▶ **WORK ORDER**:
The records come next. Copy all of them exactly.

▶ **THE RECORDS**:
::::::
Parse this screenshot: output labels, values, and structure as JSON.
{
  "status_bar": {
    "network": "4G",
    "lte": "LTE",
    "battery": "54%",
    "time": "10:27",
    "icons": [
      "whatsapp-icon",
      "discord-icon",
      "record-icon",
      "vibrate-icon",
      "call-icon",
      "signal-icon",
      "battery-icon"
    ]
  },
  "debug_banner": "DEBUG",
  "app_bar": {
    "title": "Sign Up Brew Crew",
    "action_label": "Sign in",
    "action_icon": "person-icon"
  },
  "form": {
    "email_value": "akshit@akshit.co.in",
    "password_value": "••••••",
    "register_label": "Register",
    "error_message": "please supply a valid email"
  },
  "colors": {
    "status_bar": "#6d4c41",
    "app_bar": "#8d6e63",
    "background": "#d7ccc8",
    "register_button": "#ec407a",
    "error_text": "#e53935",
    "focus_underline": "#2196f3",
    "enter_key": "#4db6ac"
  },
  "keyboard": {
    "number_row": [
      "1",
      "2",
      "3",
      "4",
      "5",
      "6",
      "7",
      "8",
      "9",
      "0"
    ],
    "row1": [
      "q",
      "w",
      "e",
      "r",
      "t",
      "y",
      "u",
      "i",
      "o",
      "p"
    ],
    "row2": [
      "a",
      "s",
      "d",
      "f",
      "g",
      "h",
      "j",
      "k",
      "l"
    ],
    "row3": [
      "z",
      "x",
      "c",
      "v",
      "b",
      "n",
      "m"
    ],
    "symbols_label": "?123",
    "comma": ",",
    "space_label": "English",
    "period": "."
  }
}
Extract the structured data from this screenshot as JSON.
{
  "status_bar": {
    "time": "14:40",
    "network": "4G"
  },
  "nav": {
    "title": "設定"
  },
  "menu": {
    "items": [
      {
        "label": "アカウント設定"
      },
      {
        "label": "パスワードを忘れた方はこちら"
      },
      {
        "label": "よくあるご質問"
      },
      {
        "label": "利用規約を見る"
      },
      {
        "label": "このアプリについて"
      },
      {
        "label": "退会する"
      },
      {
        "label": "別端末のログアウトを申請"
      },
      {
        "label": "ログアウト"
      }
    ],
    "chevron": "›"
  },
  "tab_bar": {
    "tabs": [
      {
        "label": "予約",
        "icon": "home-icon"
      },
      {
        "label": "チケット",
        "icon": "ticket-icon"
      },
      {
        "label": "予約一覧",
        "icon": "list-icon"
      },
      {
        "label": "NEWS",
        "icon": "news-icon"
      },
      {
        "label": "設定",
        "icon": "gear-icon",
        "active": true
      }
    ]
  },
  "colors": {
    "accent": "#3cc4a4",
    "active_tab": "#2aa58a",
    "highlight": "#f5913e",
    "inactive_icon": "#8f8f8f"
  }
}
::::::
▶ **EXERCISE RESPONSE**:
Parse this screenshot: output labels, values, and structure as JSON.
{
  "status_bar": {
    "network": "4G",
    "lte": "LTE",
    "battery": "54%",
    "time": "10:27",
    "icons": [
      "whatsapp-icon",
      "discord-icon",
      "record-icon",
      "vibrate-icon",
      "call-icon",
      "signal-icon",
      "battery-icon"
    ]
  },
  "debug_banner": "DEBUG",
  "app_bar": {
    "title": "Sign Up Brew Crew",
    "action_label": "Sign in",
    "action_icon": "person-icon"
  },
  "form": {
    "email_value": "akshit@akshit.co.in",
    "password_value": "••••••",
    "register_label": "Register",
    "error_message": "please supply a valid email"
  },
  "colors": {
    "status_bar": "#6d4c41",
    "app_bar": "#8d6e63",
    "background": "#d7ccc8",
    "register_button": "#ec407a",
    "error_text": "#e53935",
    "focus_underline": "#2196f3",
    "enter_key": "#4db6ac"
  },
  "keyboard": {
    "number_row": [
      "1",
      "2",
      "3",
      "4",
      "5",
      "6",
      "7",
      "8",
      "9",
      "0"
    ],
    "row1": [
      "q",
      "w",
      "e",
      "r",
      "t",
      "y",
      "u",
      "i",
      "o",
      "p"
    ],
    "row2": [
      "a",
      "s",
      "d",
      "f",
      "g",
      "h",
      "j",
      "k",
      "l"
    ],
    "row3": [
      "z",
      "x",
      "c",
      "v",
      "b",
      "n",
      "m"
    ],
    "symbols_label": "?123",
    "comma": ",",
    "space_label": "English",
    "period": "."
  }
}
Extract the structured data from this screenshot as JSON.
{
  "status_bar": {
    "time": "14:40",
    "network": "4G"
  },
  "nav": {
    "title": "設定"
  },
  "menu": {
    "items": [
      {
        "label": "アカウント設定"
      },
      {
        "label": "パスワードを忘れた方はこちら"
      },
      {
        "label": "よくあるご質問"
      },
      {
        "label": "利用規約を見る"
      },
      {
        "label": "このアプリについて"
      },
      {
        "label": "退会する"
      },
      {
        "label": "別端末のログアウトを申請"
      },
      {
        "label": "ログアウト"
      }
    ],
    "chevron": "›"
  },
  "tab_bar": {
    "tabs": [
      {
        "label": "予約",
        "icon": "home-icon"
      },
      {
        "label": "チケット",
        "icon": "ticket-icon"
      },
      {
        "label": "予約一覧",
        "icon": "list-icon"
      },
      {
        "label": "NEWS",
        "icon": "news-icon"
      },
      {
        "label": "設定",
        "icon": "gear-icon",
        "active": true
      }
    ]
  },
  "colors": {
    "accent": "#3cc4a4",
    "active_tab": "#2aa58a",
    "highlight": "#f5913e",
    "inactive_icon": "#8f8f8f"
  }
}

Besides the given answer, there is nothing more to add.